* Exercise requirements
So that nothing is lost, restate each entry exactly as supplied.
━━━━━ Input data
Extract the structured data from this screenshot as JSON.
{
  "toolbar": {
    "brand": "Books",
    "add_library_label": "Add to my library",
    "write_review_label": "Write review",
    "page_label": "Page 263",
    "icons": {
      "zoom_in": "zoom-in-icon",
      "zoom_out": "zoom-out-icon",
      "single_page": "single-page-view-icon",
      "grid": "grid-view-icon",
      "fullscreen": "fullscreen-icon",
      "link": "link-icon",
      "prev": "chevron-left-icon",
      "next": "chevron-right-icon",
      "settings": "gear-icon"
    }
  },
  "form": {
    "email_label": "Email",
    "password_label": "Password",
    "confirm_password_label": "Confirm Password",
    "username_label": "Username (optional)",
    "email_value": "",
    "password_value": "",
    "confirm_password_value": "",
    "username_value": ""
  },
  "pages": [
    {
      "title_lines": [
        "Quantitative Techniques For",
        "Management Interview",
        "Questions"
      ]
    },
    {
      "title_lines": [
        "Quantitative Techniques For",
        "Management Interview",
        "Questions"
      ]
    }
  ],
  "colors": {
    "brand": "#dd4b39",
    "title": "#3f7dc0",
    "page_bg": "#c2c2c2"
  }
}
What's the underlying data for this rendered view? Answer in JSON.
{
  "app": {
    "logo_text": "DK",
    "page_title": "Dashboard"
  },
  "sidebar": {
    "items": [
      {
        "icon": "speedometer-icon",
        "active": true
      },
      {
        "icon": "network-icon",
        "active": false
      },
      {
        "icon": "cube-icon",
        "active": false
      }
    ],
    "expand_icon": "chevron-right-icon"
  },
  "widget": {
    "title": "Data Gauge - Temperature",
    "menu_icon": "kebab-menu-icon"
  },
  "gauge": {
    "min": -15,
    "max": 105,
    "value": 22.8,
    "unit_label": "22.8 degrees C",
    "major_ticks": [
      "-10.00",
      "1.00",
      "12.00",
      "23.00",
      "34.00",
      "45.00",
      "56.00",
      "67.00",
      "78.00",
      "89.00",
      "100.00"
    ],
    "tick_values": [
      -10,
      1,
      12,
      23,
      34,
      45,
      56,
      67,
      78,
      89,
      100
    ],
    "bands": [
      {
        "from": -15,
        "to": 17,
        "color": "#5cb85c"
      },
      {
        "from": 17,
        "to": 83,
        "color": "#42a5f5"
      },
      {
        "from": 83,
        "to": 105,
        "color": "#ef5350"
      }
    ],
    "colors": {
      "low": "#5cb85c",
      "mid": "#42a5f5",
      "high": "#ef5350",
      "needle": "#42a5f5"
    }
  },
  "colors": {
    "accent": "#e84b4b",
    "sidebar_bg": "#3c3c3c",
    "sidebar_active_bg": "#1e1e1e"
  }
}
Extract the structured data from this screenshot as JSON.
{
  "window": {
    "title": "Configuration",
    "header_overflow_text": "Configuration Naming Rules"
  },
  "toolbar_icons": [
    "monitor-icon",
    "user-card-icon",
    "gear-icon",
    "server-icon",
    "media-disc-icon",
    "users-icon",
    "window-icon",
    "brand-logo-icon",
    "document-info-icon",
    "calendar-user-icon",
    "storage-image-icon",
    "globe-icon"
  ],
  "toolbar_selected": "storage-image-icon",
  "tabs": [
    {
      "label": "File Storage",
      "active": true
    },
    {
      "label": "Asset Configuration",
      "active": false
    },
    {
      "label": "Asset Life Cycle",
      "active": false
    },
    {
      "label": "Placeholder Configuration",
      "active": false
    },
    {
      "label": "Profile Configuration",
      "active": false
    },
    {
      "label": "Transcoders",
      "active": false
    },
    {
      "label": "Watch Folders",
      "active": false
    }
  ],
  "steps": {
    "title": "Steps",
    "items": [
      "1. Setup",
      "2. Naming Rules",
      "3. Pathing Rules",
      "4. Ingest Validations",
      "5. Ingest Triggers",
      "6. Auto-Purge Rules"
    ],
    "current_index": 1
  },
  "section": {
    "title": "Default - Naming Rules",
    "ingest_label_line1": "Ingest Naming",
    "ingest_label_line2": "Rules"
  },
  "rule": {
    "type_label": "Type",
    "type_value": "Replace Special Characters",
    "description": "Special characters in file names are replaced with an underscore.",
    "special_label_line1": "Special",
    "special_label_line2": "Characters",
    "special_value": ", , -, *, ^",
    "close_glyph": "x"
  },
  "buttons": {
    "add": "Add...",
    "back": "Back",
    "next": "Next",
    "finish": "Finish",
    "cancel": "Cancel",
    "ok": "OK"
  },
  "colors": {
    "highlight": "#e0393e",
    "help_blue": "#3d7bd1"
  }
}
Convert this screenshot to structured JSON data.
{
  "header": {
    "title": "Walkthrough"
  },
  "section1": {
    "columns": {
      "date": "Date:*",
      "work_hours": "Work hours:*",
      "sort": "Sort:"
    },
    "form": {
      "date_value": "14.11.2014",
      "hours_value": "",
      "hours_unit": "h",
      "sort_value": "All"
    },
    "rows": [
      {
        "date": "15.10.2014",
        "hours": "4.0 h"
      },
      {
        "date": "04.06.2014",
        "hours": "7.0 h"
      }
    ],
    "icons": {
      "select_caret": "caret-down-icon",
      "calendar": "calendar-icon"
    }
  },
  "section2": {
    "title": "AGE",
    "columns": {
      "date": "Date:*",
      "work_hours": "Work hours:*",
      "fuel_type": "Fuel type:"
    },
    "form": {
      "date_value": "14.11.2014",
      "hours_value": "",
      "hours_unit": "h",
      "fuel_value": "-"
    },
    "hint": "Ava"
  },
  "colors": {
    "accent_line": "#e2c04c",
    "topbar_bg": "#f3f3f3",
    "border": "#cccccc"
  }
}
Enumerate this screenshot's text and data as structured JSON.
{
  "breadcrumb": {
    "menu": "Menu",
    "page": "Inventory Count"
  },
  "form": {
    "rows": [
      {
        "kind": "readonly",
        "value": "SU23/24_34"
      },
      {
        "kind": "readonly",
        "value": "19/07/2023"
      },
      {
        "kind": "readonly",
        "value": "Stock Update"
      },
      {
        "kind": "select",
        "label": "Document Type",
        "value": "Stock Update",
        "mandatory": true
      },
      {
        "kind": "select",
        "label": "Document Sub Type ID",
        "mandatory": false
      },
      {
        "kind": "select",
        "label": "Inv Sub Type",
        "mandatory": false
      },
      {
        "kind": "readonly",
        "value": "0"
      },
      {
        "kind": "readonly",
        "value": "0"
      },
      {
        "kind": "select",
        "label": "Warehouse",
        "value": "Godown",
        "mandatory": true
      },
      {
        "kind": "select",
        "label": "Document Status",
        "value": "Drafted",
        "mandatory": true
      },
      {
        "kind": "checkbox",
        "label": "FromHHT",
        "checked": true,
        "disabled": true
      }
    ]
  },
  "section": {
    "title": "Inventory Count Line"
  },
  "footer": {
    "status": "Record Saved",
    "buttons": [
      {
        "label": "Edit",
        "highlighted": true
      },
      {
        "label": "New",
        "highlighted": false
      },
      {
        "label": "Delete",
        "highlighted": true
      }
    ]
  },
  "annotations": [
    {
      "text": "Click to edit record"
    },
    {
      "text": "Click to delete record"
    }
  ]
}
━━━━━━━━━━
* Task response
Extract the structured data from this screenshot as JSON.
{
  "toolbar": {
    "brand": "Books",
    "add_library_label": "Add to my library",
    "write_review_label": "Write review",
    "page_label": "Page 263",
    "icons": {
      "zoom_in": "zoom-in-icon",
      "zoom_out": "zoom-out-icon",
      "single_page": "single-page-view-icon",
      "grid": "grid-view-icon",
      "fullscreen": "fullscreen-icon",
      "link": "link-icon",
      "prev": "chevron-left-icon",
      "next": "chevron-right-icon",
      "settings": "gear-icon"
    }
  },
  "form": {
    "email_label": "Email",
    "password_label": "Password",
    "confirm_password_label": "Confirm Password",
    "username_label": "Username (optional)",
    "email_value": "",
    "password_value": "",
    "confirm_password_value": "",
    "username_value": ""
  },
  "pages": [
    {
      "title_lines": [
        "Quantitative Techniques For",
        "Management Interview",
        "Questions"
      ]
    },
    {
      "title_lines": [
        "Quantitative Techniques For",
        "Management Interview",
        "Questions"
      ]
    }
  ],
  "colors": {
    "brand": "#dd4b39",
    "title": "#3f7dc0",
    "page_bg": "#c2c2c2"
  }
}
What's the underlying data for this rendered view? Answer in JSON.
{
  "app": {
    "logo_text": "DK",
    "page_title": "Dashboard"
  },
  "sidebar": {
    "items": [
      {
        "icon": "speedometer-icon",
        "active": true
      },
      {
        "icon": "network-icon",
        "active": false
      },
      {
        "icon": "cube-icon",
        "active": false
      }
    ],
    "expand_icon": "chevron-right-icon"
  },
  "widget": {
    "title": "Data Gauge - Temperature",
    "menu_icon": "kebab-menu-icon"
  },
  "gauge": {
    "min": -15,
    "max": 105,
    "value": 22.8,
    "unit_label": "22.8 degrees C",
    "major_ticks": [
      "-10.00",
      "1.00",
      "12.00",
      "23.00",
      "34.00",
      "45.00",
      "56.00",
      "67.00",
      "78.00",
      "89.00",
      "100.00"
    ],
    "tick_values": [
      -10,
      1,
      12,
      23,
      34,
      45,
      56,
      67,
      78,
      89,
      100
    ],
    "bands": [
      {
        "from": -15,
        "to": 17,
        "color": "#5cb85c"
      },
      {
        "from": 17,
        "to": 83,
        "color": "#42a5f5"
      },
      {
        "from": 83,
        "to": 105,
        "color": "#ef5350"
      }
    ],
    "colors": {
      "low": "#5cb85c",
      "mid": "#42a5f5",
      "high": "#ef5350",
      "needle": "#42a5f5"
    }
  },
  "colors": {
    "accent": "#e84b4b",
    "sidebar_bg": "#3c3c3c",
    "sidebar_active_bg": "#1e1e1e"
  }
}
Extract the structured data from this screenshot as JSON.
{
  "window": {
    "title": "Configuration",
    "header_overflow_text": "Configuration Naming Rules"
  },
  "toolbar_icons": [
    "monitor-icon",
    "user-card-icon",
    "gear-icon",
    "server-icon",
    "media-disc-icon",
    "users-icon",
    "window-icon",
    "brand-logo-icon",
    "document-info-icon",
    "calendar-user-icon",
    "storage-image-icon",
    "globe-icon"
  ],
  "toolbar_selected": "storage-image-icon",
  "tabs": [
    {
      "label": "File Storage",
      "active": true
    },
    {
      "label": "Asset Configuration",
      "active": false
    },
    {
      "label": "Asset Life Cycle",
      "active": false
    },
    {
      "label": "Placeholder Configuration",
      "active": false
    },
    {
      "label": "Profile Configuration",
      "active": false
    },
    {
      "label": "Transcoders",
      "active": false
    },
    {
      "label": "Watch Folders",
      "active": false
    }
  ],
  "steps": {
    "title": "Steps",
    "items": [
      "1. Setup",
      "2. Naming Rules",
      "3. Pathing Rules",
      "4. Ingest Validations",
      "5. Ingest Triggers",
      "6. Auto-Purge Rules"
    ],
    "current_index": 1
  },
  "section": {
    "title": "Default - Naming Rules",
    "ingest_label_line1": "Ingest Naming",
    "ingest_label_line2": "Rules"
  },
  "rule": {
    "type_label": "Type",
    "type_value": "Replace Special Characters",
    "description": "Special characters in file names are replaced with an underscore.",
    "special_label_line1": "Special",
    "special_label_line2": "Characters",
    "special_value": ", , -, *, ^",
    "close_glyph": "x"
  },
  "buttons": {
    "add": "Add...",
    "back": "Back",
    "next": "Next",
    "finish": "Finish",
    "cancel": "Cancel",
    "ok": "OK"
  },
  "colors": {
    "highlight": "#e0393e",
    "help_blue": "#3d7bd1"
  }
}
Convert this screenshot to structured JSON data.
{
  "header": {
    "title": "Walkthrough"
  },
  "section1": {
    "columns": {
      "date": "Date:*",
      "work_hours": "Work hours:*",
      "sort": "Sort:"
    },
    "form": {
      "date_value": "14.11.2014",
      "hours_value": "",
      "hours_unit": "h",
      "sort_value": "All"
    },
    "rows": [
      {
        "date": "15.10.2014",
        "hours": "4.0 h"
      },
      {
        "date": "04.06.2014",
        "hours": "7.0 h"
      }
    ],
    "icons": {
      "select_caret": "caret-down-icon",
      "calendar": "calendar-icon"
    }
  },
  "section2": {
    "title": "AGE",
    "columns": {
      "date": "Date:*",
      "work_hours": "Work hours:*",
      "fuel_type": "Fuel type:"
    },
    "form": {
      "date_value": "14.11.2014",
      "hours_value": "",
      "hours_unit": "h",
      "fuel_value": "-"
    },
    "hint": "Ava"
  },
  "colors": {
    "accent_line": "#e2c04c",
    "topbar_bg": "#f3f3f3",
    "border": "#cccccc"
  }
}
Enumerate this screenshot's text and data as structured JSON.
{
  "breadcrumb": {
    "menu": "Menu",
    "page": "Inventory Count"
  },
  "form": {
    "rows": [
      {
        "kind": "readonly",
        "value": "SU23/24_34"
      },
      {
        "kind": "readonly",
        "value": "19/07/2023"
      },
      {
        "kind": "readonly",
        "value": "Stock Update"
      },
      {
        "kind": "select",
        "label": "Document Type",
        "value": "Stock Update",
        "mandatory": true
      },
      {
        "kind": "select",
        "label": "Document Sub Type ID",
        "mandatory": false
      },
      {
        "kind": "select",
        "label": "Inv Sub Type",
        "mandatory": false
      },
      {
        "kind": "readonly",
        "value": "0"
      },
      {
        "kind": "readonly",
        "value": "0"
      },
      {
        "kind": "select",
        "label": "Warehouse",
        "value": "Godown",
        "mandatory": true
      },
      {
        "kind": "select",
        "label": "Document Status",
        "value": "Drafted",
        "mandatory": true
      },
      {
        "kind": "checkbox",
        "label": "FromHHT",
        "checked": true,
        "disabled": true
      }
    ]
  },
  "section": {
    "title": "Inventory Count Line"
  },
  "footer": {
    "status": "Record Saved",
    "buttons": [
      {
        "label": "Edit",
        "highlighted": true
      },
      {
        "label": "New",
        "highlighted": false
      },
      {
        "label": "Delete",
        "highlighted": true
      }
    ]
  },
  "annotations": [
    {
      "text": "Click to edit record"
    },
    {
      "text": "Click to delete record"
    }
  ]
}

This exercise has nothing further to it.